Terms of Use.

iJobs Job Widget
iJobs General

Guru Careers: Financial Director / FD / Senior Finance Manager

Up to 70k DOE: Guru Careers: We are seeking an experienced Financial Director ...

Recruitment Genius: Sales Executive

Negotiable: Recruitment Genius: This company has been manufacturing high quali...

Recruitment Genius: Telesales Executive - OTE £35,000+

£16000 - £35000 per annum: Recruitment Genius: This company is the fairest onl...

Recruitment Genius: Production Planner

£18000 - £20000 per annum: Recruitment Genius: A Production Planner is require...

Day In a Page

Turkey-Kurdish conflict: Obama's deal with Ankara is a betrayal of Syrian Kurds and may not even weaken Isis

US betrayal of old ally brings limited reward

Since the accord, the Turks have only waged war on Kurds while no US bomber has used Incirlik airbase, says Patrick Cockburn
VIPs gather for opening of second Suez Canal - but doubts linger over security

'A gift from Egypt to the rest of the world'

VIPs gather for opening of second Suez Canal - but is it really needed?
Jeremy Corbyn dresses abysmally. That's a great thing because it's genuine

Jeremy Corbyn dresses abysmally. That's a great thing because it's genuine

Fashion editor, Alexander Fury, applauds a man who clearly has more important things on his mind
The male menopause and intimations of mortality

Aches, pains and an inkling of mortality

So the male menopause is real, they say, but what would the Victorians, 'old' at 30, think of that, asks DJ Taylor
Man Booker Prize 2015: Anna Smaill - How can I possibly be on the list with these writers I have idolised?

'How can I possibly be on the list with these writers I have idolised?'

Man Booker Prize nominee Anna Smaill on the rise of Kiwi lit
Bettany Hughes interview: The historian on how Socrates would have solved Greece's problems

Bettany Hughes interview

The historian on how Socrates would have solved Greece's problems
Art of the state: Pyongyang propaganda posters to be exhibited in China

Art of the state

Pyongyang propaganda posters to be exhibited in China
Mildreds and Vanilla Black have given vegetarian food a makeover in new cookbooks

Vegetarian food gets a makeover

Long-time vegetarian Holly Williams tries to recreate some of the inventive recipes in Mildreds and Vanilla Black's new cookbooks
The haunting of Shirley Jackson: Was the gothic author's life really as bleak as her fiction?

The haunting of Shirley Jackson

Was the gothic author's life really as bleak as her fiction?
Bill Granger recipes: Heading off on holiday?

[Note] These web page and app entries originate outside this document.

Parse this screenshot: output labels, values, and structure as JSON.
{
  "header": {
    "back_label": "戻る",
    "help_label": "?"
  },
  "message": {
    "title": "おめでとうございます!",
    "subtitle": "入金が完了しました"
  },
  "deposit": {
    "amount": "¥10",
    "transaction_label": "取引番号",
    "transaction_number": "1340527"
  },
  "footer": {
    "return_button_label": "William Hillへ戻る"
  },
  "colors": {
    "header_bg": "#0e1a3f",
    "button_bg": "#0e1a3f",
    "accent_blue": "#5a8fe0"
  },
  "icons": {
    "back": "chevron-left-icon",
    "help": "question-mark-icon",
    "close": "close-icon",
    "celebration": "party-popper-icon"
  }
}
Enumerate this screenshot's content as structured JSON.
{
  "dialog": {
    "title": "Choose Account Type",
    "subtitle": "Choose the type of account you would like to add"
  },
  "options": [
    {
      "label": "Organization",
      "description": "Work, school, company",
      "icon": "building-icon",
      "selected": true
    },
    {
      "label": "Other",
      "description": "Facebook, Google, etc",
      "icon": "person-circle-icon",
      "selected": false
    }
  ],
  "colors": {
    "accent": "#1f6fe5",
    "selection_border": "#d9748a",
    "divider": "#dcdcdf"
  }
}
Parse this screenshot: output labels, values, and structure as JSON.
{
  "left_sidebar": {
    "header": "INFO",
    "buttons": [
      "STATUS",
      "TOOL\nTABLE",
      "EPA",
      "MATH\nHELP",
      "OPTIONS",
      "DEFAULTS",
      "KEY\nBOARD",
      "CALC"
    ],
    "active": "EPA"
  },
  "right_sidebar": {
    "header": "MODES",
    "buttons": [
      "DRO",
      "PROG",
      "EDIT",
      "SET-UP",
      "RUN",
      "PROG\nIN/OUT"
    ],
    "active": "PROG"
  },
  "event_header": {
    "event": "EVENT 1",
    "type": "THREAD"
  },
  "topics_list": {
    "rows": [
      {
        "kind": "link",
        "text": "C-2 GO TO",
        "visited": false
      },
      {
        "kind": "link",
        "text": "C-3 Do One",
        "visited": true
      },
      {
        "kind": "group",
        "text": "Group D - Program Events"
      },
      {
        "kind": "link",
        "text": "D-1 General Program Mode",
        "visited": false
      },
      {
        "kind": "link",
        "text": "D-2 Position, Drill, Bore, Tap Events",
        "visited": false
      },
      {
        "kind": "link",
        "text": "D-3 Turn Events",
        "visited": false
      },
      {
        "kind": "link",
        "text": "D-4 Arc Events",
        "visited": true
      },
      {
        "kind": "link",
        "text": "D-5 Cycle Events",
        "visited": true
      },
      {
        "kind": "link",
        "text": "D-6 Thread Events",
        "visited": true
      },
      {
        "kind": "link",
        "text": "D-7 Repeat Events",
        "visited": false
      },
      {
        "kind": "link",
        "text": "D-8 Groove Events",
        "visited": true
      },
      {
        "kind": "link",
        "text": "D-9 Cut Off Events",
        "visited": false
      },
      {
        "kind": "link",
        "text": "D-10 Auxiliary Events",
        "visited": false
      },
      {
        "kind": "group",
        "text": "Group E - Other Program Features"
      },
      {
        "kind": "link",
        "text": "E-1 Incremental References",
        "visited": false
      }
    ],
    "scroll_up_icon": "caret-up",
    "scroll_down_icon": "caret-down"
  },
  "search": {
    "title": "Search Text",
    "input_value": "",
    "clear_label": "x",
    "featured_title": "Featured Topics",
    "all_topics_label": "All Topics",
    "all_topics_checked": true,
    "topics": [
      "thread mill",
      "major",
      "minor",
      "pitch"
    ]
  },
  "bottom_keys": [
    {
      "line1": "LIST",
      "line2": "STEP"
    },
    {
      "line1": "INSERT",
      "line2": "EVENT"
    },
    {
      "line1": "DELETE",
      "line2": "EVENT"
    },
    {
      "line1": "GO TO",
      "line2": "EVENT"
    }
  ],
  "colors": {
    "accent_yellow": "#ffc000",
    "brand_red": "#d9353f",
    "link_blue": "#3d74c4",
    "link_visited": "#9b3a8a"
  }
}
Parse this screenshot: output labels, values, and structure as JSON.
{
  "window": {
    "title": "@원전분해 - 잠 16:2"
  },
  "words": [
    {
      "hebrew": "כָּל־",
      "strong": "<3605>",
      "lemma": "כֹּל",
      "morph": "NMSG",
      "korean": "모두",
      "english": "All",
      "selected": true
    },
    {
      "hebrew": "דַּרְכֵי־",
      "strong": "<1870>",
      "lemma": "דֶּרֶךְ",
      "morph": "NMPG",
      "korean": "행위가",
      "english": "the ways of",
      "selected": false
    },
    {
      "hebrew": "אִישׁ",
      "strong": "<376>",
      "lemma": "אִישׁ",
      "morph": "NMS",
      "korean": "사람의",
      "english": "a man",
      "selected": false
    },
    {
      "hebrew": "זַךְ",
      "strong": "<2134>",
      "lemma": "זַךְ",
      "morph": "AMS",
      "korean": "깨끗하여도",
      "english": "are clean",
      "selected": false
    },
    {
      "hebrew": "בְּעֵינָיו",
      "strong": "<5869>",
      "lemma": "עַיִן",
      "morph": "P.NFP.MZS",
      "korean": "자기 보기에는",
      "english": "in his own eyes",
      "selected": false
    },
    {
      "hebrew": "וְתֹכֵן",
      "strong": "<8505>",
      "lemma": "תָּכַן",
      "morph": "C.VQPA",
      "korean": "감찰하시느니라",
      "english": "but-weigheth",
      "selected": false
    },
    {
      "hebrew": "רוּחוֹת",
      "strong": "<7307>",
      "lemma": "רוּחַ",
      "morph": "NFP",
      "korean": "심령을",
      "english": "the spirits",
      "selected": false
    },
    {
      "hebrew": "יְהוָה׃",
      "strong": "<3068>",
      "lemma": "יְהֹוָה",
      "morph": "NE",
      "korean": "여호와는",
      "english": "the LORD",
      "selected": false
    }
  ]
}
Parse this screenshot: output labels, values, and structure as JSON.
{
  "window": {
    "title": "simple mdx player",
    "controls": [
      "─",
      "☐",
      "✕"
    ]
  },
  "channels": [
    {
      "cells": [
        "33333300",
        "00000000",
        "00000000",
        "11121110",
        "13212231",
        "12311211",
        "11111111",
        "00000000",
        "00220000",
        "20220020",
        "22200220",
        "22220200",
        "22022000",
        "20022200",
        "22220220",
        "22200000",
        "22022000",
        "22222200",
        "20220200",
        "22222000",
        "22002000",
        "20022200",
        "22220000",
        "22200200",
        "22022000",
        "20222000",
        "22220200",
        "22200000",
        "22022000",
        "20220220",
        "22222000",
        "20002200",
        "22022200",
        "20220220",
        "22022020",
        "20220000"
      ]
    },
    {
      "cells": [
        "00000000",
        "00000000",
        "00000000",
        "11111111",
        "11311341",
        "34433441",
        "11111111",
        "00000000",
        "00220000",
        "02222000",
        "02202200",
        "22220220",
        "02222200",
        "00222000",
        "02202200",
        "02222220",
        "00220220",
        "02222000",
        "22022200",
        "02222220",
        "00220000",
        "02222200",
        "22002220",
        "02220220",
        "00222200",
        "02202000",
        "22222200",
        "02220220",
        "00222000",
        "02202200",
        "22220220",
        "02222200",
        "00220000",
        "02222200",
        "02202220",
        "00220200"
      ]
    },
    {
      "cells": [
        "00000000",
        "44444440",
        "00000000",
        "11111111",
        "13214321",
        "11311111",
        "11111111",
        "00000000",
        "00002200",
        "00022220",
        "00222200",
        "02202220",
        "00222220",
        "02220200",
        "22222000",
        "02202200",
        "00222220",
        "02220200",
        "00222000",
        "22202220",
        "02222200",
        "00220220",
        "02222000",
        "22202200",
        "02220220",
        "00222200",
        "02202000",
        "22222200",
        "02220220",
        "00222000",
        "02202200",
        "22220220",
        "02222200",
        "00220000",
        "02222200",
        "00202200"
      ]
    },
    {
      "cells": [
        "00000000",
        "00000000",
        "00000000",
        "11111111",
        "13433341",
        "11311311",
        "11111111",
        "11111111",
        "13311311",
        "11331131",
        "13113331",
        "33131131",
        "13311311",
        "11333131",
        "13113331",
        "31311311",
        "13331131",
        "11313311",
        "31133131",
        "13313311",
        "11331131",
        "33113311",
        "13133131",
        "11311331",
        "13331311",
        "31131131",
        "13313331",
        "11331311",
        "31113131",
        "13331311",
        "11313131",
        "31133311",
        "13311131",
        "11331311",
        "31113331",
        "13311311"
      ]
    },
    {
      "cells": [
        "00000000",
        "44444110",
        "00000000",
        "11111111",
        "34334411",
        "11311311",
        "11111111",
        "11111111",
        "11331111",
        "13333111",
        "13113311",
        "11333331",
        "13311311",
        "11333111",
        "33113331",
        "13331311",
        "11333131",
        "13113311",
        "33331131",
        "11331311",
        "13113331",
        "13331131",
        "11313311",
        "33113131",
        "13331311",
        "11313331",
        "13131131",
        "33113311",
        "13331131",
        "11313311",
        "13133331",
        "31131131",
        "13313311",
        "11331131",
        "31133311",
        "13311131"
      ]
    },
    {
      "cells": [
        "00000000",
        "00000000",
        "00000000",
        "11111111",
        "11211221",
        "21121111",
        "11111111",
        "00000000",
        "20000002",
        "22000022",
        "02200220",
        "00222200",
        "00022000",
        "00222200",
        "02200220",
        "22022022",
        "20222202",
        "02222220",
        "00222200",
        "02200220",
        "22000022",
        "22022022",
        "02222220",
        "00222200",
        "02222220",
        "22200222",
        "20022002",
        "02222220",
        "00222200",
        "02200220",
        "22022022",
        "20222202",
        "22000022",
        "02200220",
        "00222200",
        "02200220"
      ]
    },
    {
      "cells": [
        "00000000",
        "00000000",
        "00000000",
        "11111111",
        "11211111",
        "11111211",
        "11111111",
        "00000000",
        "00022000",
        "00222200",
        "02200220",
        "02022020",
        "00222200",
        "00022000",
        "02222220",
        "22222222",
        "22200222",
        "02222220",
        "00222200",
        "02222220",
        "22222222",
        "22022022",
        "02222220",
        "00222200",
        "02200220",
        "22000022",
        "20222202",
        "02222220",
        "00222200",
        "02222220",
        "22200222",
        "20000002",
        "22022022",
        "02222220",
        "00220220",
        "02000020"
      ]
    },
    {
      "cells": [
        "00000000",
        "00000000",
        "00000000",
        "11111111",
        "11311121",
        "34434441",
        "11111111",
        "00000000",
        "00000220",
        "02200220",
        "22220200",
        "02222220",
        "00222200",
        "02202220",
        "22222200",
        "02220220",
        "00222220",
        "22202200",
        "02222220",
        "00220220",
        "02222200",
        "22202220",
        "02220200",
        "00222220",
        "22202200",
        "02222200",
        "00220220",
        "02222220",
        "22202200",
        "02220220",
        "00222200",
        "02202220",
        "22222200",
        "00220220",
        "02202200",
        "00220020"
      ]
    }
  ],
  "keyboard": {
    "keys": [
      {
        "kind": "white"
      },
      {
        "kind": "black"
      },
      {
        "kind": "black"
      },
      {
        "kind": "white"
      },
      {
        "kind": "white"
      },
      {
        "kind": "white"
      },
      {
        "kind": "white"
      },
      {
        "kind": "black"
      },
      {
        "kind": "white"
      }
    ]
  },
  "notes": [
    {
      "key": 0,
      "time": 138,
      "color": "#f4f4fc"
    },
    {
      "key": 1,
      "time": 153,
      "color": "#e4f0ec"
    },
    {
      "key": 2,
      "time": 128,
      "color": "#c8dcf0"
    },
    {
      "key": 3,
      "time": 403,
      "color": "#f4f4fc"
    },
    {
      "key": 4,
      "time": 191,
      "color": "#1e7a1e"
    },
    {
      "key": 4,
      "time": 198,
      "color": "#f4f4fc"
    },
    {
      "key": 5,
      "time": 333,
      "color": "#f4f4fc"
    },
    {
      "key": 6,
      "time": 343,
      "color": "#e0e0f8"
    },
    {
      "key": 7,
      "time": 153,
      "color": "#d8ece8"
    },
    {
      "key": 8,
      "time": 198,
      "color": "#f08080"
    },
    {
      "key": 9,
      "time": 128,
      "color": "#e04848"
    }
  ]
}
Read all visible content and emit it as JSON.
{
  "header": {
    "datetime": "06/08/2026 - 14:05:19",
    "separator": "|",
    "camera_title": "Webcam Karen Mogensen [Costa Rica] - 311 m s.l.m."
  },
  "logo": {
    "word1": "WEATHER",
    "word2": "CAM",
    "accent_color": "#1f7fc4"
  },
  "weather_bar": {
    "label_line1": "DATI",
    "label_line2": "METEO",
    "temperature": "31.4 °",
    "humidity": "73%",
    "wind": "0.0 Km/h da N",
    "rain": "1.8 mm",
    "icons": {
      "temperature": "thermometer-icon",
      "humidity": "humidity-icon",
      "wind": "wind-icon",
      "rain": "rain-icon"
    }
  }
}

Try out our chef's seaside-inspired dishes...

Bill Granger's seaside-inspired recipes

These dishes are so easy to make, our chef is almost embarrassed to call them recipes
Ashes 2015: Tourists are limp, leaderless and distinctly UnAustralian

Tourists are limp, leaderless and distinctly UnAustralian

A woefully out-of-form Michael Clarke embodies his team's fragile Ashes campaign, says Michael Calvin
Blairites be warned, this could be the moment Labour turns into Syriza

Andrew Grice: Inside Westminster

Blairites be warned, this could be the moment Labour turns into Syriza
HMS Victory: The mystery of Britain's worst naval disaster is finally solved - 271 years later

The mystery of Britain's worst naval disaster is finally solved - 271 years later

Exclusive: David Keys reveals the research that finally explains why HMS Victory went down with the loss of 1,100 lives
Survivors of the Nagasaki atomic bomb attack: Japan must not abandon its post-war pacifism

'I saw people so injured you couldn't tell if they were dead or alive'

Nagasaki survivors on why Japan must not abandon its post-war pacifism
Jon Stewart: The voice of Democrats who felt Obama had failed to deliver on his 'Yes We Can' slogan, and the voter he tried hardest to keep onside

The voter Obama tried hardest to keep onside

Outgoing The Daily Show host, Jon Stewart, became the voice of Democrats who felt the President had failed to deliver on his ‘Yes We Can’ slogan. Tim Walker charts the ups and downs of their 10-year relationship on screen